Cuba without Fidel Castro as president should move toward "peaceful, democratic change" and allow Cubans the chance to become "masters of their own lives," the Bush administration said Sunday.

"The Cuban people, facing the legacy of decades of tyranny, merit our solidarity and support as they seek to construct a brighter future," Secretary of State Condoleezza Rice said in a statement before Cuban lawmakers selected Castro's brother, Raul, as his successor. The ailing 81-year-old Fidel Castro said last week he would not accept another term as president.

"We urge the Cuban government to begin a process of peaceful, democratic change by releasing all political prisoners, respecting human rights and creating a clear pathway toward free and fair elections," Rice said in a statement released in Washington while she traveled in Asia.

Other countries should help the Cuban people with the transition to democracy, Rice said.

Raul Castro, 76, has headed Cuba's caretaker government for 19 months, since Fidel announced he had intestinal surgery and was provisionally ceding his powers.

"At this significant moment in Cuba's history, we reaffirm our belief that the Cuban people have an inalienable right to participate in an open and comprehensive dialogue about their country's future, free of fear and repression and to choose their leaders in democratic elections," Rice said.

"We support their efforts to obtain a voice in their national destiny and their desire to gain access to the resources and opportunities necessary to become masters of their own lives, enhance the well-being of their families and achieve their God-given potential," according to the statement.

The chairman of the Senate Foreign Relations Committee said the U.S. "should be preparing (for) what that transition is going to look like." Sen. Joe Biden, D-Del., suggested establishing mail service and easing travel restrictions for family visits. He did not favor lifting America's five-decade trade embargo "until there is a response to political prisoners, all the things that are wrong with this Castro administration."
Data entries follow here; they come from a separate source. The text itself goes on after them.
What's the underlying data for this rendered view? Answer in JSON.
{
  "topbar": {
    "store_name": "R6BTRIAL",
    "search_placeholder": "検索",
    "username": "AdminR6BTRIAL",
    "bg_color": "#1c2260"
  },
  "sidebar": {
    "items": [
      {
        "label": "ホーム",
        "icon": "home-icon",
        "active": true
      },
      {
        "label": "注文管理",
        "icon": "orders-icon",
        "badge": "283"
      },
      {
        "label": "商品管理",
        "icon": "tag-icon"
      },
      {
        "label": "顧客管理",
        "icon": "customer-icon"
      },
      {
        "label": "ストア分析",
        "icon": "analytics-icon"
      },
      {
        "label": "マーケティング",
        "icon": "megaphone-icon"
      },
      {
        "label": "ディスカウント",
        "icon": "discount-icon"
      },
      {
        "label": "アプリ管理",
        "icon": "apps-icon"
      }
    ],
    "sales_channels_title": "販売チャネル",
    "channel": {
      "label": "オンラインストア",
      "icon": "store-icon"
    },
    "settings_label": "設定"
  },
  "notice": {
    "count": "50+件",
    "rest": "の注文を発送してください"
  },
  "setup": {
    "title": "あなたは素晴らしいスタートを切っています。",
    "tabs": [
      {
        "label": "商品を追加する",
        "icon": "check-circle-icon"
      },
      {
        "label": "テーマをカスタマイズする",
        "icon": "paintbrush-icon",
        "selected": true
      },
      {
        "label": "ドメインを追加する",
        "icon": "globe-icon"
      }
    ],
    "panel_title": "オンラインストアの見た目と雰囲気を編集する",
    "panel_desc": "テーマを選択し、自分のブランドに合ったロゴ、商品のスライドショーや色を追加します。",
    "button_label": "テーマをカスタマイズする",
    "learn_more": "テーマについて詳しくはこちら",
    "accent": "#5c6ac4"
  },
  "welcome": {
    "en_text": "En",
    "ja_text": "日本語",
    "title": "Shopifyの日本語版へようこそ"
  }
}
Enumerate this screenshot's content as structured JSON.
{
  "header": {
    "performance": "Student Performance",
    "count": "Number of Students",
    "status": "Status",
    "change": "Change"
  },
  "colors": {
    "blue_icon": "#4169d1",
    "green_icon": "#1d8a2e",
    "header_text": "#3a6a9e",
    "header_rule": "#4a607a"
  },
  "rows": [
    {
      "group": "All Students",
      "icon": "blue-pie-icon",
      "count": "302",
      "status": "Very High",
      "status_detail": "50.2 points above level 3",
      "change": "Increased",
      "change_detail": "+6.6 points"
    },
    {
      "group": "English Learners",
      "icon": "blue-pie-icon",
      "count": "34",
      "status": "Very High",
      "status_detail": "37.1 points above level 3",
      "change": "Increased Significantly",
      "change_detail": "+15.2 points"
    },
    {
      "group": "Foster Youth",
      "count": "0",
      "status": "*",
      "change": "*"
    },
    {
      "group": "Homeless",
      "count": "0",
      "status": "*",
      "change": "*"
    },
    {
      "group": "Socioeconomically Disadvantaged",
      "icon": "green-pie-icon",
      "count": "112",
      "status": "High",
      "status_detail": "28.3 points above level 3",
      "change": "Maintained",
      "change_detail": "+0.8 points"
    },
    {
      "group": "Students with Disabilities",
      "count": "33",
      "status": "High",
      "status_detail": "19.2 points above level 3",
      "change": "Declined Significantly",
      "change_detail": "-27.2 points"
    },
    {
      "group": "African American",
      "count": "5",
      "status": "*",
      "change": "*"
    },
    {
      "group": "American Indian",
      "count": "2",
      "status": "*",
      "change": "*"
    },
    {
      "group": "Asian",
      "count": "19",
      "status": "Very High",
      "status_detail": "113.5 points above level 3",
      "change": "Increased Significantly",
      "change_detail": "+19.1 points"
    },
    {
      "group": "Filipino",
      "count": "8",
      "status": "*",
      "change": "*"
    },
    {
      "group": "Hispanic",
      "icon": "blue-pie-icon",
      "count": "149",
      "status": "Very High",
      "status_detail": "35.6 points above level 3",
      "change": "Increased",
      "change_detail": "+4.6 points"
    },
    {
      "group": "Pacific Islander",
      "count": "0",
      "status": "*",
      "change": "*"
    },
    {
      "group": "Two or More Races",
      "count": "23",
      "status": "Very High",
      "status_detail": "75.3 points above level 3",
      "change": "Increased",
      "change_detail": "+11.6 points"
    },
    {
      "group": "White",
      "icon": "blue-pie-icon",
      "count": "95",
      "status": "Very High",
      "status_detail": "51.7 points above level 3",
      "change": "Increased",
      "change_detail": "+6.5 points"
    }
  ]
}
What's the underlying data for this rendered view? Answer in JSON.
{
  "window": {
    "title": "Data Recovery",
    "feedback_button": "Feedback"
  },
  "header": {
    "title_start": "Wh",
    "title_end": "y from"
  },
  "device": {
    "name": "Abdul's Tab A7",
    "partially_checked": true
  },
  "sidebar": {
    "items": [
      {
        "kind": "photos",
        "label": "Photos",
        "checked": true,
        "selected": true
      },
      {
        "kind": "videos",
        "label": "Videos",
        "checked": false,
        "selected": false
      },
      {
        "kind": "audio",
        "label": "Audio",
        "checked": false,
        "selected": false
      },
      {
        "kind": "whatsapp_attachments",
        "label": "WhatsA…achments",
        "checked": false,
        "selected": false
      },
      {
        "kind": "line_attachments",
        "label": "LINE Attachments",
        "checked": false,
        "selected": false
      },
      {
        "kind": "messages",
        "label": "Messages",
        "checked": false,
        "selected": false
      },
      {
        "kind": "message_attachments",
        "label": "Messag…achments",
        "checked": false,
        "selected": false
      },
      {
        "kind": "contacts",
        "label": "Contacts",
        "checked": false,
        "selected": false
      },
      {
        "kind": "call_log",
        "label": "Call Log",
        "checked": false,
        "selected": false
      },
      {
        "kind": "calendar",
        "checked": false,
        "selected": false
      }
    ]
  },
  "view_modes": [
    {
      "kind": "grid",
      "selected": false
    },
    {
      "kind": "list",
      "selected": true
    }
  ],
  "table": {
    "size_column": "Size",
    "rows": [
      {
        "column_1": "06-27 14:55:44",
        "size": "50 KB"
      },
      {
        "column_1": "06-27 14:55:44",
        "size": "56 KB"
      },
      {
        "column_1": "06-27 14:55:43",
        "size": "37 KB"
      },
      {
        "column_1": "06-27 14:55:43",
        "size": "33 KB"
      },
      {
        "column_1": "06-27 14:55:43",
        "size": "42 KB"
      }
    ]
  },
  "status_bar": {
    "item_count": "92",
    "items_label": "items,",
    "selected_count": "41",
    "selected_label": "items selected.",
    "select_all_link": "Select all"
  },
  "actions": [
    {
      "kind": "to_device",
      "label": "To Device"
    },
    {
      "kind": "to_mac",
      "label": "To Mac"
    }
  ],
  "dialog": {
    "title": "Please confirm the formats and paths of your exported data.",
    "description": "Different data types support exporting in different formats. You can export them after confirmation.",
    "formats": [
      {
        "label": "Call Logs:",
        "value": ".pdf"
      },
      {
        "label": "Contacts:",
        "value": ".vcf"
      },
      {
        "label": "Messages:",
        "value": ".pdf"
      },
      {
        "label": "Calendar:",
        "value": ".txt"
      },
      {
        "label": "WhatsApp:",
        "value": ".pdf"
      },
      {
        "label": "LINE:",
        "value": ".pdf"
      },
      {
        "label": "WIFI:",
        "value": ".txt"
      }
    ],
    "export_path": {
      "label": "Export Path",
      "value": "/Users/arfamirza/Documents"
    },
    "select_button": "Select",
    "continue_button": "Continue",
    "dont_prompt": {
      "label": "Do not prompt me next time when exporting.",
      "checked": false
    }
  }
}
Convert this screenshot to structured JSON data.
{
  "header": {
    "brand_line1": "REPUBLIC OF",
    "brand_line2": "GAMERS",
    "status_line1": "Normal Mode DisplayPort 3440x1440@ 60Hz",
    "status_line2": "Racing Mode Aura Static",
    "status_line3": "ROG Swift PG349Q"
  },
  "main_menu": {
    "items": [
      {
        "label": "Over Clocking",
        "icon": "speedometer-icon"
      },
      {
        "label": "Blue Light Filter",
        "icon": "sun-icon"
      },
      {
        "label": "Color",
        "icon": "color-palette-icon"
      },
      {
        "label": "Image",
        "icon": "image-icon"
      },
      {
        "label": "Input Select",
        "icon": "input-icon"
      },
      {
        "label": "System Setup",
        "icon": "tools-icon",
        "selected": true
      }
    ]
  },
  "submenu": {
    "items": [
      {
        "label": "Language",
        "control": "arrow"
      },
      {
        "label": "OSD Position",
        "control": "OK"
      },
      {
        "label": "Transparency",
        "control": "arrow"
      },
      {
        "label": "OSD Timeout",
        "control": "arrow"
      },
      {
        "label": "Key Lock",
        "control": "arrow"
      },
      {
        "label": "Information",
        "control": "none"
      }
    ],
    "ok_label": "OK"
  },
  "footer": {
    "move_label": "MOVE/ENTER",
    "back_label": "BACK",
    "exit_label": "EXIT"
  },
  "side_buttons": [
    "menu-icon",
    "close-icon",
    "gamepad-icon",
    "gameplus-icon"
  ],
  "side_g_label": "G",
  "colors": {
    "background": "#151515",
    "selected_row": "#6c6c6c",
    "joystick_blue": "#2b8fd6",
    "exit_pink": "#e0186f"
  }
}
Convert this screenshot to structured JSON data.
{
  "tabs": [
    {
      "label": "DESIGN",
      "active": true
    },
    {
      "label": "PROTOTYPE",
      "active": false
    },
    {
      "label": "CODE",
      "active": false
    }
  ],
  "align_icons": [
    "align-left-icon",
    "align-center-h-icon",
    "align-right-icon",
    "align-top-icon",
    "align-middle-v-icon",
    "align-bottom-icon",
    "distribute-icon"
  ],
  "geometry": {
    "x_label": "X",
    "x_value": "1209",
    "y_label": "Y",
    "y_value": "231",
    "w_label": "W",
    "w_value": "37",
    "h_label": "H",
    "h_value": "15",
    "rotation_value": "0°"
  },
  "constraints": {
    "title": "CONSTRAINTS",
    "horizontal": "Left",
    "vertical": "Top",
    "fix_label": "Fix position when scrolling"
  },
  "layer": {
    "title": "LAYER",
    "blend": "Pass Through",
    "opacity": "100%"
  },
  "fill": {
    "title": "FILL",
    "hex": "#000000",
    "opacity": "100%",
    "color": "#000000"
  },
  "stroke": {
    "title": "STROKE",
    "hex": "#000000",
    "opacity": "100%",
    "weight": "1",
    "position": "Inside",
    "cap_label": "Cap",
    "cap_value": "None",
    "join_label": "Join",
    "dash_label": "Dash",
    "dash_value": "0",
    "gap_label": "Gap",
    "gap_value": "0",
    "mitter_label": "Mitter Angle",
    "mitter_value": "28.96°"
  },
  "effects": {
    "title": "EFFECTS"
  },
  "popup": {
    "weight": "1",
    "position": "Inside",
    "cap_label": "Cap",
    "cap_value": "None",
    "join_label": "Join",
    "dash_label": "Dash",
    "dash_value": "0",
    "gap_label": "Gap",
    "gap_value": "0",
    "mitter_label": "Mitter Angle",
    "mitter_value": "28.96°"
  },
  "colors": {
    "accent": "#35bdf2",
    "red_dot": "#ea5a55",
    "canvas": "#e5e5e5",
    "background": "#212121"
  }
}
But engaging Cuba in trade is a way to end "an outdated, outmoded, unrealistic, irrelevant policy," said Sen. Chuck Hagel, R-Neb. "It's always been nonsensical to me about this argument, `Well, it's a communist country, it's a communist regime.' What do people think Vietnam is? Or the People's Republic of China? ... We trade with them. We have relations. Great powers engage. Great powers are not afraid. Great powers trade."

Sen. Kay Bailey Hutchison, R-Texas, raised the possibility of talks with Raul Castro.

"If we can change the Sunni chieftains in Iraq, some of which were helping the insurgents against us, maybe talking to someone who seems to be a hard-core enemy doesn't hurt anything, and it might help," she said.

Hagel was on "Late Edition" on CNN, while Biden and Hutchison appeared on "This Week" on ABC.